Your Appeal Rights at the IRS

an appealIf you have received a result from an IRS examination that requires an adjustment to your tax liability and you don’t agree with the result, you have certain rights to appeal – your opportunity to state your case and perhaps get an overturn of the result of your examination. (It’s always possible!)

Facts About Your Appeal Rights

The IRS has put together a list of seven facts that they want you to be aware of with regard to your appeal rights (Tax Tip 2010-65):
  1. When the IRS makes an adjustment to your tax return, you will receive a report or letter explaining the proposed adjustments.  This letter will also explain how to request a conference with an Appeals Office should you not agree with the IRS finding on your tax return.
  2. In addition to tax return examinations, many other tax obligations can be appealed.  You may also appeal penalties, interest, trust fund recovery penalties, offers in compromise, liens, and levies.
  3. You are urged to be prepared with appropriate records and documentation to support your position if you request a conference with an IRS Appeals employee.
  4. Appeals conferences are informal meetings.  You may represent yourself or have someone else represent you (such as an Enrolled Agent, an attorney, or a CPA).
  5. The IRS Appeals Office is separate from – and independent of – the IRS office taking the action you may disagree with.  The Appeals Office is the only level of administrative appeal within the agency.
  6. If you do not reach agreement with IRS Appeals or if you do not wish to appeal within the IRS, you may appeal certain actions through the courts.
  7. For further information on the appeals process, refer to IRS Publication 5, Your Appeal Rights and How to Prepare a Protest If You Don’t Agree.

Additional Publications

In addition to Publication 5, there are several other IRS Publications that may help you in your appeal process.  For example, Publication 556, Examination of Returns, Appeal Rights and Claims for Refund.

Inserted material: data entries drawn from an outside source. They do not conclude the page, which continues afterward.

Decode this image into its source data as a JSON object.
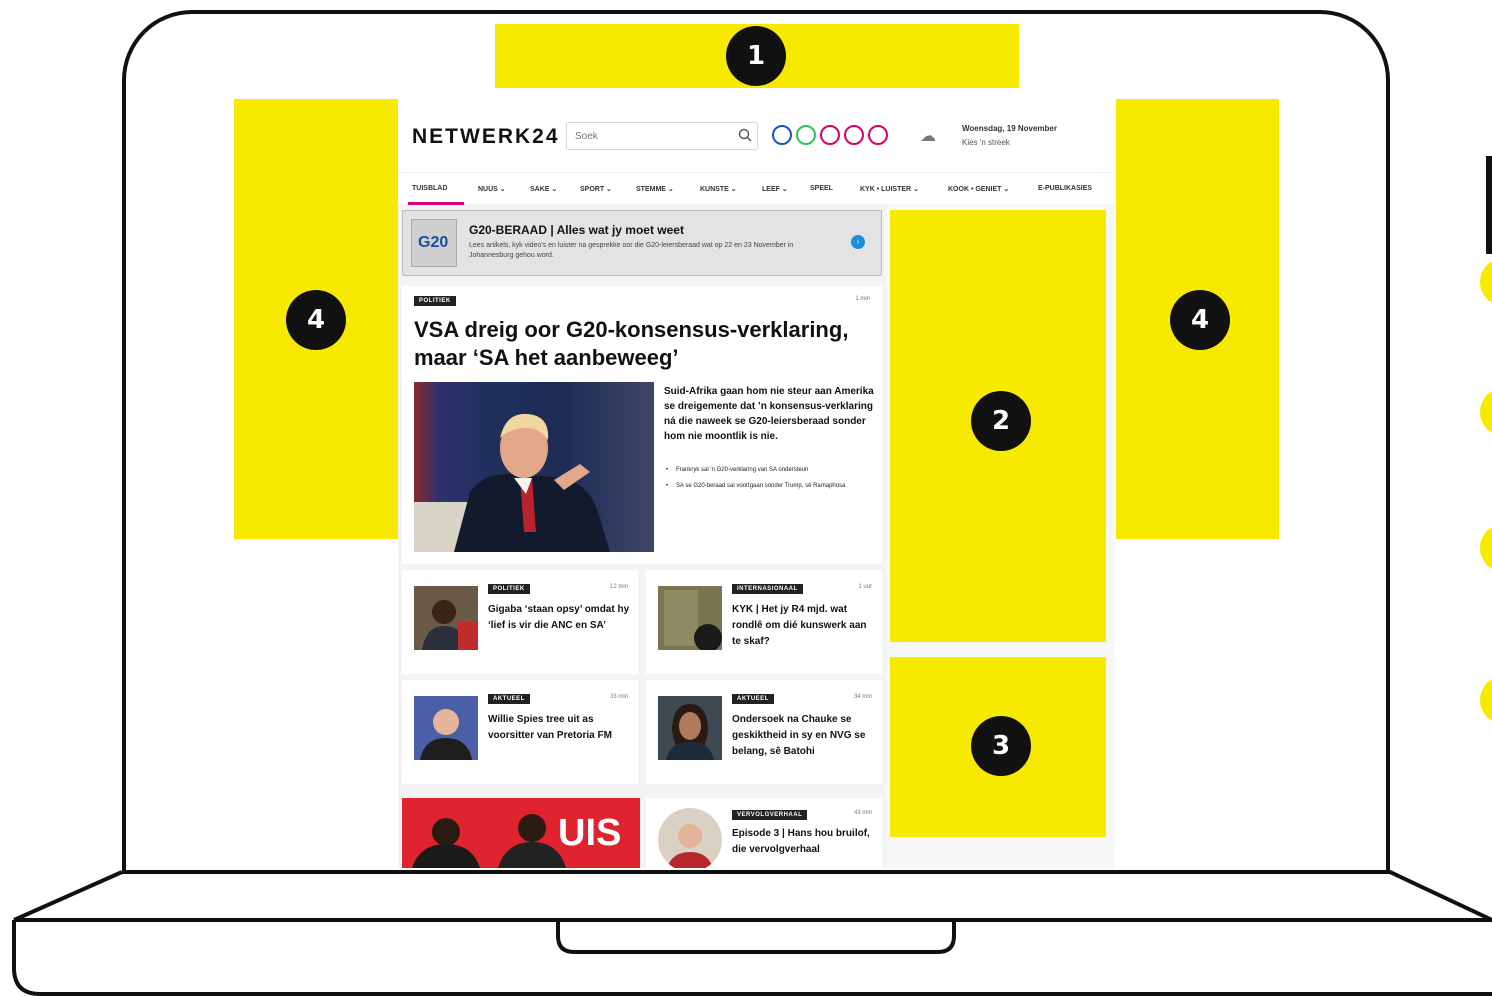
{
  "ad_markers": {
    "top": "1",
    "sidebar_large": "2",
    "sidebar_small": "3",
    "skin_left": "4",
    "skin_right": "4"
  },
  "site": {
    "logo": "NETWERK24",
    "search_placeholder": "Soek",
    "social_icons": [
      "facebook-icon",
      "whatsapp-icon",
      "instagram-icon",
      "tiktok-icon",
      "pinterest-icon"
    ],
    "weather_icon": "weather-icon",
    "date": "Woensdag, 19 November",
    "region": "Kies 'n streek"
  },
  "nav": {
    "items": [
      "TUISBLAD",
      "NUUS ⌄",
      "SAKE ⌄",
      "SPORT ⌄",
      "STEMME ⌄",
      "KUNSTE ⌄",
      "LEEF ⌄",
      "SPEEL",
      "KYK • LUISTER ⌄",
      "KOOK • GENIET ⌄",
      "E-PUBLIKASIES"
    ]
  },
  "banner": {
    "thumb_text": "G20",
    "title": "G20-BERAAD | Alles wat jy moet weet",
    "description": "Lees artikels, kyk video's en luister na gesprekke oor die G20-leiersberaad wat op 22 en 23 November in Johannesburg gehou word.",
    "arrow": "›"
  },
  "main_article": {
    "tag": "POLITIEK",
    "time": "1 min",
    "headline": "VSA dreig oor G20-konsensus-verklaring, maar ‘SA het aanbeweeg’",
    "summary": "Suid-Afrika gaan hom nie steur aan Amerika se dreigemente dat ’n konsensus-verklaring ná die naweek se G20-leiersberaad sonder hom nie moontlik is nie.",
    "bullets": [
      "Frankryk sal ’n G20-verklaring van SA ondersteun",
      "SA se G20-beraad sal voortgaan sonder Trump, sê Ramaphosa"
    ]
  },
  "cards": [
    {
      "tag": "POLITIEK",
      "time": "12 min",
      "title": "Gigaba ‘staan opsy’ omdat hy ‘lief is vir die ANC en SA’"
    },
    {
      "tag": "INTERNASIONAAL",
      "time": "1 uur",
      "title": "KYK | Het jy R4 mjd. wat rondlê om dié kunswerk aan te skaf?"
    },
    {
      "tag": "AKTUEEL",
      "time": "33 min",
      "title": "Willie Spies tree uit as voorsitter van Pretoria FM"
    },
    {
      "tag": "AKTUEEL",
      "time": "34 min",
      "title": "Ondersoek na Chauke se geskiktheid in sy en NVG se belang, sê Batohi"
    },
    {
      "tag": "VERVOLGVERHAAL",
      "time": "43 min",
      "title": "Episode 3 | Hans hou bruilof, die vervolgverhaal"
    }
  ],
  "promo": {
    "text": "UIS"
  },
  "colors": {
    "ad_yellow": "#f7ea00",
    "nav_accent": "#d6006b",
    "promo_red": "#e0242f"
  }
}
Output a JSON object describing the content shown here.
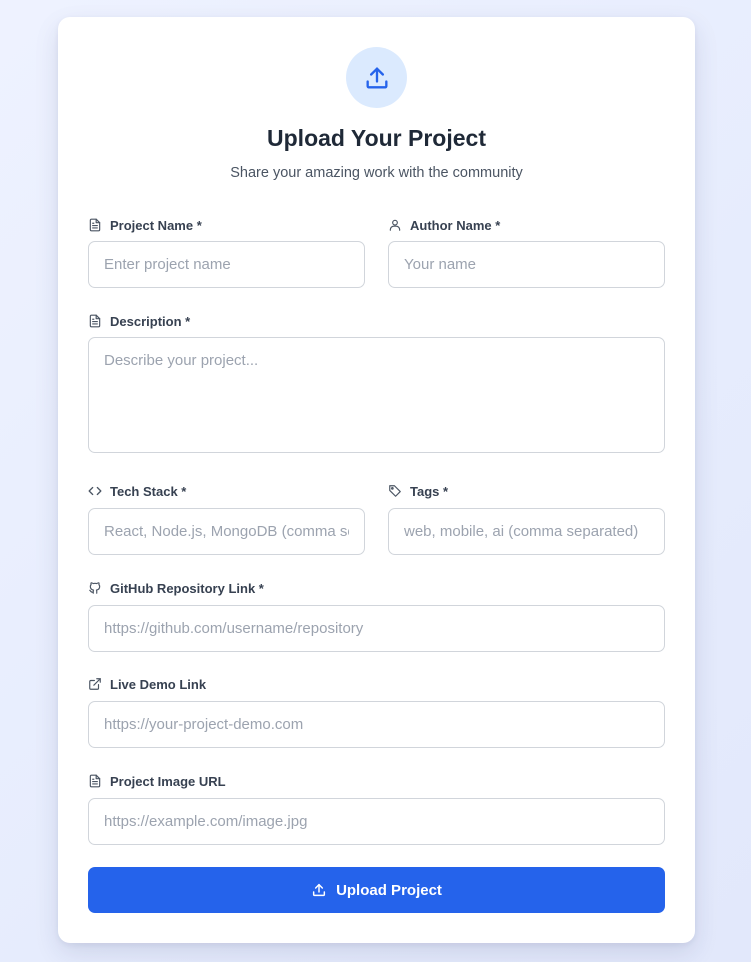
{
  "header": {
    "icon": "upload-icon",
    "title": "Upload Your Project",
    "subtitle": "Share your amazing work with the community"
  },
  "form": {
    "project_name": {
      "label": "Project Name *",
      "placeholder": "Enter project name",
      "icon": "document-icon"
    },
    "author_name": {
      "label": "Author Name *",
      "placeholder": "Your name",
      "icon": "user-icon"
    },
    "description": {
      "label": "Description *",
      "placeholder": "Describe your project...",
      "icon": "document-icon"
    },
    "tech_stack": {
      "label": "Tech Stack *",
      "placeholder": "React, Node.js, MongoDB (comma separated)",
      "icon": "code-icon"
    },
    "tags": {
      "label": "Tags *",
      "placeholder": "web, mobile, ai (comma separated)",
      "icon": "tag-icon"
    },
    "github": {
      "label": "GitHub Repository Link *",
      "placeholder": "https://github.com/username/repository",
      "icon": "github-icon"
    },
    "live_demo": {
      "label": "Live Demo Link",
      "placeholder": "https://your-project-demo.com",
      "icon": "external-link-icon"
    },
    "image_url": {
      "label": "Project Image URL",
      "placeholder": "https://example.com/image.jpg",
      "icon": "document-icon"
    },
    "submit": {
      "label": "Upload Project",
      "icon": "upload-icon"
    }
  },
  "colors": {
    "primary": "#2563eb",
    "icon_bg": "#dbeafe",
    "background": "#eef2ff"
  }
}
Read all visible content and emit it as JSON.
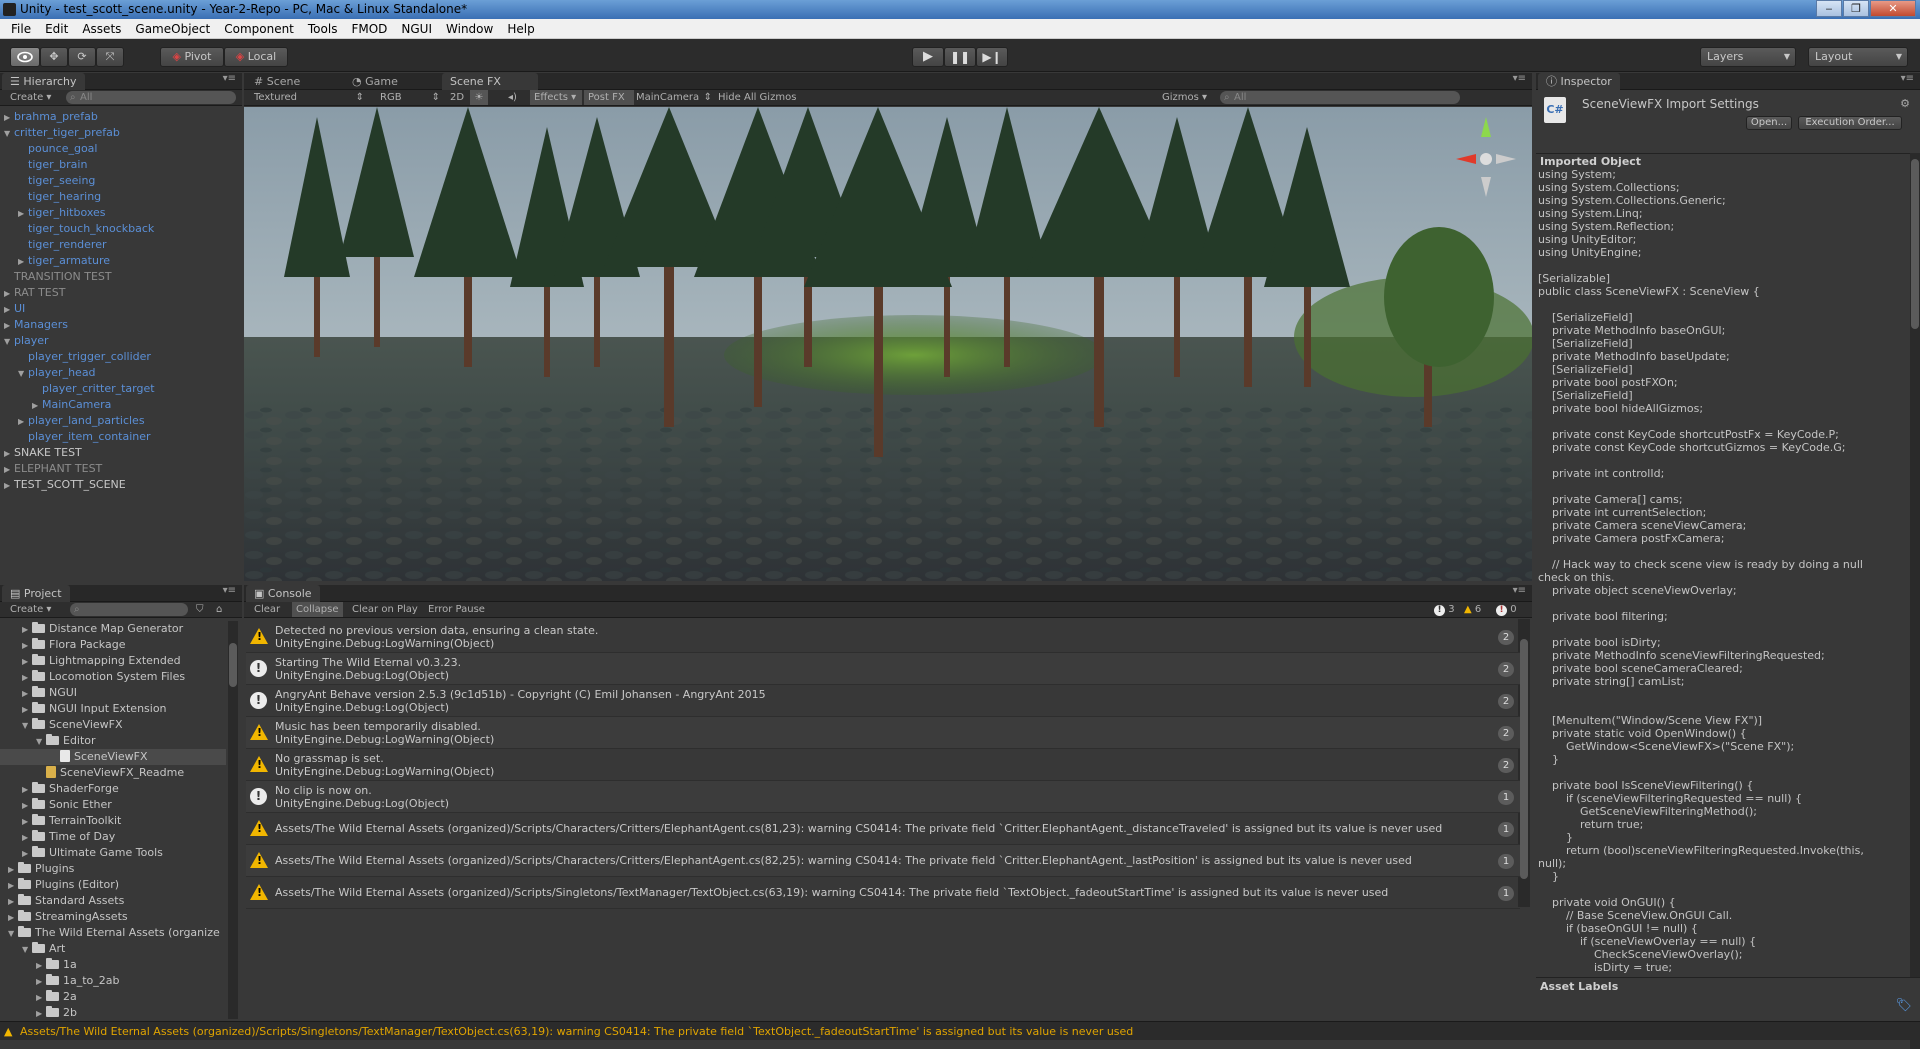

You can also refer to Publication 1660 (PDF), Collection Appeal Rights, which discusses how you can appeal collection actions and Publication 3605, Fast Track Mediation–A Process for Prompt Resolution of Tax Issues.
Photo by David Pickersgill
IRS CIRCULAR 230 NOTICE: To ensure compliance with requirements imposed by the IRS, we inform you that any U.S. tax advice contained in this communication (or in any attachment) is not intended or written to be used, and cannot be used, for the purpose of (i) avoiding penalties under the Internal Revenue Code or (ii) promoting, marketing or recommending to another party any transaction or matter addressed in this communication (or in any attachment).

About the author

Jim Blankenship, CFP®, EA

Jim Blankenship is the founder and principal of Blankenship Financial Planning, Ltd., a financial planning firm providing hourly, as-needed financial planning and advice. A financial services professional for over 25 years, Jim is a CFP professional and has earned the Enrolled Agent designation, a designation that qualifies him as enrolled to practice before the IRS. Jim is also a NAPFA-registered financial advisor, which designates him as a Fee-Only Financial Advisor.

An IRA Owner's Manual
A Social Security Owner's Manual

Leave a Reply

Your email address will not be published.

You may use these HTML tags and attributes: <a href="" title=""> <abbr title=""> <acronym title=""> <b> <blockquote cite=""> <cite> <code> <del datetime=""> <em> <i> <q cite=""> <s> <strike> <strong>

Copyright 2014 FiGuide.com   About Us   Contact Us   Our Advisors       Login